(DATA EXCERPTS begins)

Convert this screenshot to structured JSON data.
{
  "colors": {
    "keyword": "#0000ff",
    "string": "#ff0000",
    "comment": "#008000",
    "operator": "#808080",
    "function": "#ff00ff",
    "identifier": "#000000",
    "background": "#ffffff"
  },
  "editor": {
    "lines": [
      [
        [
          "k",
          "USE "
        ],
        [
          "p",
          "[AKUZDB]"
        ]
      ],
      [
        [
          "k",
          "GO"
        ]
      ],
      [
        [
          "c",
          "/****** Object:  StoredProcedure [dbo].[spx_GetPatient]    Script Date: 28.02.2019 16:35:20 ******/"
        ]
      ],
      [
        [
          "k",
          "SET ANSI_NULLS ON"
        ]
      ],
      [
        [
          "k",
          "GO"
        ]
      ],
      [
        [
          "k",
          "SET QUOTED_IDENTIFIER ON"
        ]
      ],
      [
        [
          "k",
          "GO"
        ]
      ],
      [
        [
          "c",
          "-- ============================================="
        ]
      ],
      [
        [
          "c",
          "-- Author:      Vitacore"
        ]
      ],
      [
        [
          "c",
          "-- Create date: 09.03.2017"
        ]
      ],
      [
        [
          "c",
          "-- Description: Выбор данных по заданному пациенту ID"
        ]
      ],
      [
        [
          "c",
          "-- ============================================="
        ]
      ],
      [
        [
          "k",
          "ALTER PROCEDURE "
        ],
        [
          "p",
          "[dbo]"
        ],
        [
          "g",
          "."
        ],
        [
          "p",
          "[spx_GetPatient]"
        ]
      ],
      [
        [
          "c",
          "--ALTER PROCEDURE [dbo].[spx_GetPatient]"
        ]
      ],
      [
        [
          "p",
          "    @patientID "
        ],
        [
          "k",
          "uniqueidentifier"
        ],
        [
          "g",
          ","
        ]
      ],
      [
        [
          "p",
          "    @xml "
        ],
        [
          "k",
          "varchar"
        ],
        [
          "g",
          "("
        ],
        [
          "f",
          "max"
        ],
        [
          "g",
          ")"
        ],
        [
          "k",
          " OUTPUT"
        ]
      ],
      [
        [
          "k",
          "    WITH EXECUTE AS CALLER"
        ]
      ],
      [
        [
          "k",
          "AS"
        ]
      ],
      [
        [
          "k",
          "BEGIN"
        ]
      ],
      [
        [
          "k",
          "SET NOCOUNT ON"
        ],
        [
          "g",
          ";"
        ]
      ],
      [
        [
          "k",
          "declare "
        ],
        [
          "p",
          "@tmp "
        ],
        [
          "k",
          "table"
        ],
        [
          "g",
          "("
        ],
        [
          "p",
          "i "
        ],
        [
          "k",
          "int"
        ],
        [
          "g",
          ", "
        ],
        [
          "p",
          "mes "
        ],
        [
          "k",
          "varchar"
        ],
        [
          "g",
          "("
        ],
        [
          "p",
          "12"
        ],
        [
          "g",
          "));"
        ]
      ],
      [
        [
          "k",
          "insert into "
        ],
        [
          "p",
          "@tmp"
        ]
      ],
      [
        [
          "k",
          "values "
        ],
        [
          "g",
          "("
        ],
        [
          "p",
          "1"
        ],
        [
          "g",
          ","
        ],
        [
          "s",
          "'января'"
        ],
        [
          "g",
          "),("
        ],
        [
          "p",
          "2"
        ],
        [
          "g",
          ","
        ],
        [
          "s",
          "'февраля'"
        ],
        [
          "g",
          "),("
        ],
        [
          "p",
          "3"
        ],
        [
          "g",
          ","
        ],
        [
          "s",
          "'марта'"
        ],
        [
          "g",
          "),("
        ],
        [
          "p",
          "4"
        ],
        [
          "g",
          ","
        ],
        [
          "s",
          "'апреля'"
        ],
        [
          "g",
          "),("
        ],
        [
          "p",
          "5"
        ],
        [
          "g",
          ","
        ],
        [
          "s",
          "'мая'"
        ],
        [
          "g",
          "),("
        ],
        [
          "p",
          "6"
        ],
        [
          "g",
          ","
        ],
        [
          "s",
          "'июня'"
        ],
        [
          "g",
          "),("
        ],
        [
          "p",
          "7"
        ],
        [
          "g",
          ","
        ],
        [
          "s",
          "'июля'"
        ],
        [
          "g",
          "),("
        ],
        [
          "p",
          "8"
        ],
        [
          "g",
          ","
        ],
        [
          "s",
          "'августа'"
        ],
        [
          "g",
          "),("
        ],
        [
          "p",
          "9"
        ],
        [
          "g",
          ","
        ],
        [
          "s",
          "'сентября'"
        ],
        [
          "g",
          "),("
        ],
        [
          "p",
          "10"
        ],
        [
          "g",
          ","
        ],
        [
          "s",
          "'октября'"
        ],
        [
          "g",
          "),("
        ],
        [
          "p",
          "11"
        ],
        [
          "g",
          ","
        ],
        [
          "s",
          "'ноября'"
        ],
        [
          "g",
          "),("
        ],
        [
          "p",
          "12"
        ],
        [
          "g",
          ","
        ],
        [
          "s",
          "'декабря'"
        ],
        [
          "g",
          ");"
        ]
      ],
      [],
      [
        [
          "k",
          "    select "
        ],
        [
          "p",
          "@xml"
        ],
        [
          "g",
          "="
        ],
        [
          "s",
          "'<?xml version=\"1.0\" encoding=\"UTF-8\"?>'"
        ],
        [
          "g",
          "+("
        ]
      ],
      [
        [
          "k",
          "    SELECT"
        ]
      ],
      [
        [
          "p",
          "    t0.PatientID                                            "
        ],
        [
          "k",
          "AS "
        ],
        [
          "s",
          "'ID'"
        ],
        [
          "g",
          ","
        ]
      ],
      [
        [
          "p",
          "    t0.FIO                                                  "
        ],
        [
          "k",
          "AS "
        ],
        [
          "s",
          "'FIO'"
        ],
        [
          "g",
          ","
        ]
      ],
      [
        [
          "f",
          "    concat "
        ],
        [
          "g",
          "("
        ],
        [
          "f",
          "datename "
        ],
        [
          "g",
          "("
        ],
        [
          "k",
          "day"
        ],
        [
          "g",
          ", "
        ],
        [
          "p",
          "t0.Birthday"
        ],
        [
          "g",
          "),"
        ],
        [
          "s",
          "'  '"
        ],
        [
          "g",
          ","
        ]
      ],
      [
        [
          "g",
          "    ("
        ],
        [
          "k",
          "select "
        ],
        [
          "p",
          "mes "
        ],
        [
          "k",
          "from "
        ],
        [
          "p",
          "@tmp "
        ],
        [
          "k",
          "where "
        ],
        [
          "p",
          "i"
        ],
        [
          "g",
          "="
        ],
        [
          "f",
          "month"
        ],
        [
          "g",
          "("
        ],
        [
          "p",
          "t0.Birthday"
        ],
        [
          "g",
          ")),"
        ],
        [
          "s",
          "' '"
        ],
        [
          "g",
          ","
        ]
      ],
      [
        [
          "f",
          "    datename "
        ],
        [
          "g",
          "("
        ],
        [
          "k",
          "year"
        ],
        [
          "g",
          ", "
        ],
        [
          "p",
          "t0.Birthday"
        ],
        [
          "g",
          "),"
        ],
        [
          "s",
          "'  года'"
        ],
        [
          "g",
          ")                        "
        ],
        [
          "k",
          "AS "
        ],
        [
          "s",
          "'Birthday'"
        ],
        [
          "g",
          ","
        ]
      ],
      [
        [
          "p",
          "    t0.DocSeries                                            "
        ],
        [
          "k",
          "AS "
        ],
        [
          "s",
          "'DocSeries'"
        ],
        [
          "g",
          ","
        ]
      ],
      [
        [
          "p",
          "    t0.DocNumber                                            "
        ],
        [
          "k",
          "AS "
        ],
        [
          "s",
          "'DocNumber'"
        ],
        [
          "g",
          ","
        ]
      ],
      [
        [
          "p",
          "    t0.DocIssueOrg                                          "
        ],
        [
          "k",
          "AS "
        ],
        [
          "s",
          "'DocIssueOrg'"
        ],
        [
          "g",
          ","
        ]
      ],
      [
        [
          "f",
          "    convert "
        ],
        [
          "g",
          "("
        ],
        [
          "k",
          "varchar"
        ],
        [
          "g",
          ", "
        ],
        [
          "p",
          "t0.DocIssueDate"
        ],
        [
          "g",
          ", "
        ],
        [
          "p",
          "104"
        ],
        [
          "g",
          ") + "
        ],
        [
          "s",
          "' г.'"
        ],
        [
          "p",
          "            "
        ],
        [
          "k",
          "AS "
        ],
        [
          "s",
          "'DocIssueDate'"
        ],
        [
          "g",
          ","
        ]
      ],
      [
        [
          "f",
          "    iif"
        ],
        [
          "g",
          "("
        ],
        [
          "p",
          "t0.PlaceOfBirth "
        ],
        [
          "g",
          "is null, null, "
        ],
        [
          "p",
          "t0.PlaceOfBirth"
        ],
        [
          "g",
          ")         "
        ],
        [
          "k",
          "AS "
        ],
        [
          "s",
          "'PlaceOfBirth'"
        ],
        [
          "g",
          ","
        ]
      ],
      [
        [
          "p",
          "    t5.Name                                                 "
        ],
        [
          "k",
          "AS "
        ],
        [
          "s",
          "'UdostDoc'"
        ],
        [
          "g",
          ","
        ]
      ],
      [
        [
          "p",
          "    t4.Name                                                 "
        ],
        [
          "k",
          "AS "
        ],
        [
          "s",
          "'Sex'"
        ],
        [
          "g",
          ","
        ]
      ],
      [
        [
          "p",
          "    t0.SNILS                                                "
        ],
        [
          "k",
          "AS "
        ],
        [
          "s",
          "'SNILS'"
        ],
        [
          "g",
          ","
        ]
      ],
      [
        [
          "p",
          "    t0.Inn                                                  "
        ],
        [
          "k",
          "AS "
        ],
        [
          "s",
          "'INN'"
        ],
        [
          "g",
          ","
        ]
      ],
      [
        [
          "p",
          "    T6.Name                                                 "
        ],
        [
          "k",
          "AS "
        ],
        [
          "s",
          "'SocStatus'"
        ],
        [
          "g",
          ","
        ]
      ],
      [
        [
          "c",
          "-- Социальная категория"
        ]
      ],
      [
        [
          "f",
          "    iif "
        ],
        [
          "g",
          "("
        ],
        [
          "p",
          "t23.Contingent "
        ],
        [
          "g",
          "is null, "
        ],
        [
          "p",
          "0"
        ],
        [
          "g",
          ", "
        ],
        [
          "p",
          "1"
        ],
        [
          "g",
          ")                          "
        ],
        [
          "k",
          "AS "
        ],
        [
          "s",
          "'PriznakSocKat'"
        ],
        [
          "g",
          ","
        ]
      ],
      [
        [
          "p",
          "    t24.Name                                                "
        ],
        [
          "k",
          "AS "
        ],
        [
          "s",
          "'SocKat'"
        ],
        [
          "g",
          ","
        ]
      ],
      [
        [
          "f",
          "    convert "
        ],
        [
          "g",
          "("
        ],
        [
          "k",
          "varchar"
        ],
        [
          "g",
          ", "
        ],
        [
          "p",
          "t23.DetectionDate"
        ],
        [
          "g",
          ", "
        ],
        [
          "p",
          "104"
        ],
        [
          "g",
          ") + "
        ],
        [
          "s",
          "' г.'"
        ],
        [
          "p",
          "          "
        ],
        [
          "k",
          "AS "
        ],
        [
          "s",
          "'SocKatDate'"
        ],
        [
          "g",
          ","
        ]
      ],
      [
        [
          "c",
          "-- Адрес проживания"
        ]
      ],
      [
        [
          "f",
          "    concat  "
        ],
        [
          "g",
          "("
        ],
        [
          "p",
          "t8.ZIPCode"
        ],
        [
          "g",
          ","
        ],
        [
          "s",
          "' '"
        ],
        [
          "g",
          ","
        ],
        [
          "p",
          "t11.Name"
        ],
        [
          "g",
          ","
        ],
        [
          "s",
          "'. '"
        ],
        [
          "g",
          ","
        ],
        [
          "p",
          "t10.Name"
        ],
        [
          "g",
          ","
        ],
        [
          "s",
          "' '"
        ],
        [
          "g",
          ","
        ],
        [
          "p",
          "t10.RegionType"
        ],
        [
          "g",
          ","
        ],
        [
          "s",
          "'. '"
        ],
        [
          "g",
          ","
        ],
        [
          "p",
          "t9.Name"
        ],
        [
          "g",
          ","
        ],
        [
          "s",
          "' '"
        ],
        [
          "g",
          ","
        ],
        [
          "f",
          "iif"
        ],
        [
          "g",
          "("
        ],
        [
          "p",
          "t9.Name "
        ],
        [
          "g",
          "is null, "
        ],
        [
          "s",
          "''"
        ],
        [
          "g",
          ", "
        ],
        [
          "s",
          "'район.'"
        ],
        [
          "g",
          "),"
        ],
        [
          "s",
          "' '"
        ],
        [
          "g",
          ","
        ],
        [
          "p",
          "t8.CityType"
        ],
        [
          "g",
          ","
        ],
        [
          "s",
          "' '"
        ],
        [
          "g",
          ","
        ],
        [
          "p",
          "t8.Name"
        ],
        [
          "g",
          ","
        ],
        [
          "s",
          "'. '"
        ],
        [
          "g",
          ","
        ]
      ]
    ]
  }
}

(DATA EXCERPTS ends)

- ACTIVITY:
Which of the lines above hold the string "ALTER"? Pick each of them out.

- TASK ANSWER:
          "ALTER PROCEDURE "
          "--ALTER PROCEDURE [dbo].[spx_GetPatient]"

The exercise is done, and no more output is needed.